An analysis:

As in the previous example, similar arguments are again presented by Obama and Cheney, and both arguments share in an important fallacy. Both are asserting that top-secret intelligence--which is not available to their audiences--confirms they are correct in their position, and that both of their positions are absolute (either the techniques worked, or didn't work at all - no middle ground). What we see here is a variation of the "appeal to ignorance" fallacy. Using the appeal to ethos, both also suggest that since we, as the general public, are not privy to the top-secret intelligence, we have to, and should, trust that our leaders are making the best decisions for us.
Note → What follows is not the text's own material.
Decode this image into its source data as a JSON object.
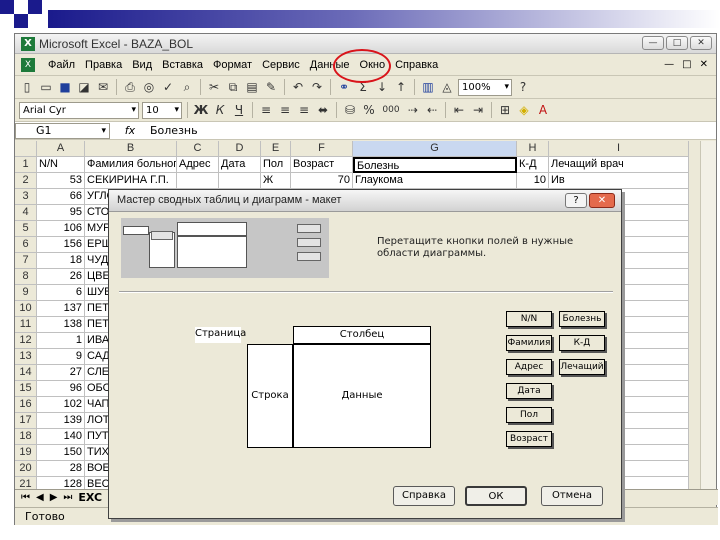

As you can see, rhetoric can be a very powerful tool for persuasion. This is why the ability to read rhetorically is such an important strategy to teach students. They need to learn how to closely analyze a reading, but we also hope that through rhetorical analysis, they will also be able to construct their own arguments effectively and ethically.